Why don’t successful people and organizations automatically become very successful? One important explanation is due to what I call “the clarity paradox,” which can be summed up in four predictable phases:
- Phase 1: When we really have clarity of purpose, it leads to success.
- Phase 2: When we have success, it leads to more options and opportunities.
- Phase 3: When we have increased options and opportunities, it leads to diffused efforts.
- Phase 4: Diffused efforts undermine the very clarity that led to our success in the first place.
“Only with the passing of time can the intense emotions (positive or negative) of an event fall away and allow us to recognize mistakes.”
I think the most important thing about mistakes and failures isn’t just recognizing them, but embracing them as a crucial part of your journey to success—or simply less mistakes.
There is a lot of value in our mistakes as well. Not just for our own development and growth, but to share with others. I have some pretty big failures and mistakes—telling Elon Musk he had no idea what he was talking about during the SpaceX site design, overbidding a client proposal by $100,000, taking on well paying clients that I morally disagreed with—that I need to write down share with others, so that they can hopefully learn some small lesson from them.
Thomas Edison (via zerply)
This is a perfect example of how you should not use social media. I’m shocked that @kennethcole would try to use the crisis in Egypt as a gimmick to promote their new spring line, even if it was them trying to make light of the situation. Initially I thought that someone should be let go immediately for that tweet, but according to the @kennethcole bio at tweet signature it came from Kenneth Cole himself.
It seems quite out of character for the Kenneth Cole brand. What are your thoughts?
Randy Nelson, Pixar
Have an irrelevant product? Know a celebrity who needs cash? Boost your irrelevant product with celebrity cobranding to see a short term boost is sales, and effectively strip your brand of independent identity forever.
Reblogged from Startup Quote
“If you’re not prepared to be wrong you’ll never come up with anything original.” - Sir Ken Robinson. As children we are never frightened of creatively exploring at the risk of being wrong, but we grow older our education system and culture aid in the unlearning of creativity and help children minimize the risk of being wrong.
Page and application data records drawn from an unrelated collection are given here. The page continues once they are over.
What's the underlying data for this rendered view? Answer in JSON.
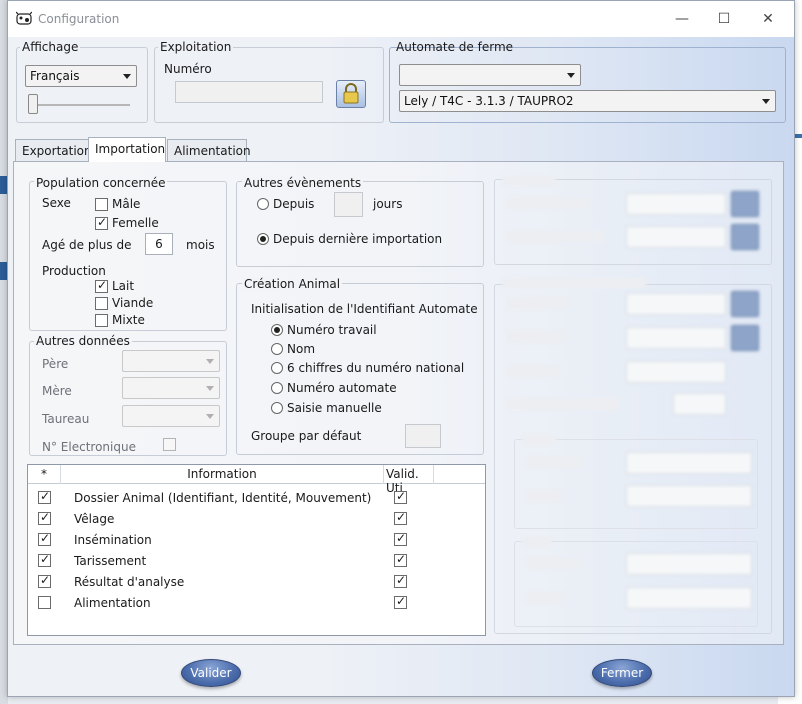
{
  "window": {
    "title": "Configuration",
    "minimize": "—",
    "maximize": "☐",
    "close": "✕"
  },
  "affichage": {
    "label": "Affichage",
    "language": "Français"
  },
  "exploitation": {
    "label": "Exploitation",
    "numero_label": "Numéro",
    "numero_value": ""
  },
  "automate": {
    "label": "Automate de ferme",
    "combo1": "",
    "combo2": "Lely / T4C - 3.1.3 / TAUPRO2"
  },
  "tabs": [
    {
      "label": "Exportation"
    },
    {
      "label": "Importation"
    },
    {
      "label": "Alimentation"
    }
  ],
  "population": {
    "label": "Population concernée",
    "sexe_label": "Sexe",
    "male": {
      "label": "Mâle",
      "checked": false
    },
    "femelle": {
      "label": "Femelle",
      "checked": true
    },
    "age_label": "Agé de plus de",
    "age_value": "6",
    "age_unit": "mois",
    "production_label": "Production",
    "lait": {
      "label": "Lait",
      "checked": true
    },
    "viande": {
      "label": "Viande",
      "checked": false
    },
    "mixte": {
      "label": "Mixte",
      "checked": false
    }
  },
  "autres_donnees": {
    "label": "Autres données",
    "pere": "Père",
    "mere": "Mère",
    "taureau": "Taureau",
    "n_electronique": "N° Electronique"
  },
  "autres_evenements": {
    "label": "Autres évènements",
    "depuis": "Depuis",
    "jours": "jours",
    "depuis_derniere": "Depuis dernière importation",
    "selected": "depuis_derniere"
  },
  "creation_animal": {
    "label": "Création Animal",
    "init_label": "Initialisation de l'Identifiant Automate",
    "options": [
      "Numéro travail",
      "Nom",
      "6 chiffres du numéro national",
      "Numéro automate",
      "Saisie manuelle"
    ],
    "selected_index": 0,
    "groupe_label": "Groupe par défaut"
  },
  "table": {
    "headers": [
      "*",
      "Information",
      "Valid. Uti"
    ],
    "rows": [
      {
        "checked": true,
        "info": "Dossier Animal (Identifiant, Identité, Mouvement)",
        "valid": true
      },
      {
        "checked": true,
        "info": "Vêlage",
        "valid": true
      },
      {
        "checked": true,
        "info": "Insémination",
        "valid": true
      },
      {
        "checked": true,
        "info": "Tarissement",
        "valid": true
      },
      {
        "checked": true,
        "info": "Résultat d'analyse",
        "valid": true
      },
      {
        "checked": false,
        "info": "Alimentation",
        "valid": true
      }
    ]
  },
  "buttons": {
    "valider": "Valider",
    "fermer": "Fermer"
  }
}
Sir Ken Robinson makes the case for recreating an education that nurtures creativity.